* Work item: In which lines of the data does the string "JSON" appear? Copy every one.

* Exercise materials:
───

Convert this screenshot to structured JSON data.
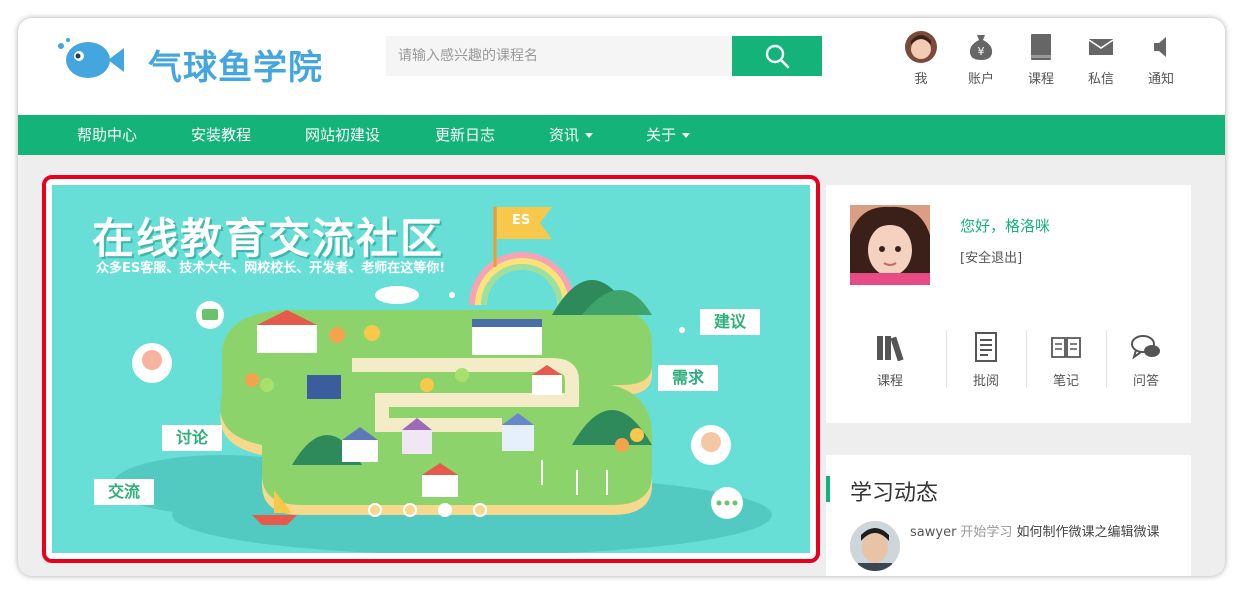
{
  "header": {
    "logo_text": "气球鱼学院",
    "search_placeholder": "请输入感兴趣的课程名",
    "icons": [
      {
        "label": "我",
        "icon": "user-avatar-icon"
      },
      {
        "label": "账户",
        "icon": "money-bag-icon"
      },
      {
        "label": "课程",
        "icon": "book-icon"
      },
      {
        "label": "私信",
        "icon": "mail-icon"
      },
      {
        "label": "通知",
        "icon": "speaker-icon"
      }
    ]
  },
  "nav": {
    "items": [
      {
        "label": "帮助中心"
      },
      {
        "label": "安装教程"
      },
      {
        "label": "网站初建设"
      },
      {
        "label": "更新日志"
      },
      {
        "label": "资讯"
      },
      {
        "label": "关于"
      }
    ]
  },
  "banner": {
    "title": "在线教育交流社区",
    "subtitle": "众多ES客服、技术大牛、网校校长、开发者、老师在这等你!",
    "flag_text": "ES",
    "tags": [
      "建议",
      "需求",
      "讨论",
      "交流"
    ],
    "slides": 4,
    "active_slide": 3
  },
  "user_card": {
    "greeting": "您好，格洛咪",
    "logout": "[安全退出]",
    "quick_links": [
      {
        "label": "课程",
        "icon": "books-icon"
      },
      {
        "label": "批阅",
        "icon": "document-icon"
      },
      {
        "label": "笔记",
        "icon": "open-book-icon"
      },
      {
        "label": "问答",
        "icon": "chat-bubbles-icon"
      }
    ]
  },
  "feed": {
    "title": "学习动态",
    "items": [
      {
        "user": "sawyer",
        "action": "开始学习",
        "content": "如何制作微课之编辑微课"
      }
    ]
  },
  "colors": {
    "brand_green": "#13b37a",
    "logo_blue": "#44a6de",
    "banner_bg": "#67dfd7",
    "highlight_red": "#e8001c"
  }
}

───

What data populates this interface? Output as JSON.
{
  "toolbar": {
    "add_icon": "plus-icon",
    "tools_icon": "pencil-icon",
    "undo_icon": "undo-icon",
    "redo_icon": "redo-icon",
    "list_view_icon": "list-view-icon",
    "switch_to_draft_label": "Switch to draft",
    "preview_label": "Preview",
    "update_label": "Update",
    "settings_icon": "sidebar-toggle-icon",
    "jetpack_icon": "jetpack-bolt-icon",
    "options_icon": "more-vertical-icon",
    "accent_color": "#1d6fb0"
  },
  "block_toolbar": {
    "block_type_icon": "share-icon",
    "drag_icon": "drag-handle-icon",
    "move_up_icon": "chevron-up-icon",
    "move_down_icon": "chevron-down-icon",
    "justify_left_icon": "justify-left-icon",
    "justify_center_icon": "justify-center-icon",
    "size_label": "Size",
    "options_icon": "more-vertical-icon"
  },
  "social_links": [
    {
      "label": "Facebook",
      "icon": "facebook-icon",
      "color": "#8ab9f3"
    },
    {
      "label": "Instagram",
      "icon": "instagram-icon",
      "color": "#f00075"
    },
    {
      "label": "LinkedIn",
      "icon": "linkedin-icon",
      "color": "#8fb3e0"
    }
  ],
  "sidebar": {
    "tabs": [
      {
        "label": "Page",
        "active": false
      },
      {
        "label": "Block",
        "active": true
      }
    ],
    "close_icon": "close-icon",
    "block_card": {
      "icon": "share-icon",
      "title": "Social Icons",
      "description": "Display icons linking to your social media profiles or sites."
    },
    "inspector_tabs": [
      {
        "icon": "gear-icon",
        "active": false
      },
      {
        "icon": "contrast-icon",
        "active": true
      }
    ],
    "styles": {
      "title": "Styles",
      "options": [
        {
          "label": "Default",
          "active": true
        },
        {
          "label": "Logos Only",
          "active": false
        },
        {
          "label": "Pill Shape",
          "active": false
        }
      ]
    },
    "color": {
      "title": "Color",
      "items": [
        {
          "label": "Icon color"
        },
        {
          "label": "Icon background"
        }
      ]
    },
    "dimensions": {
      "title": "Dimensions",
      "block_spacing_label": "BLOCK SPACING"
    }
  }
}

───

* Response:
Convert this screenshot to structured JSON data.
What data populates this interface? Output as JSON.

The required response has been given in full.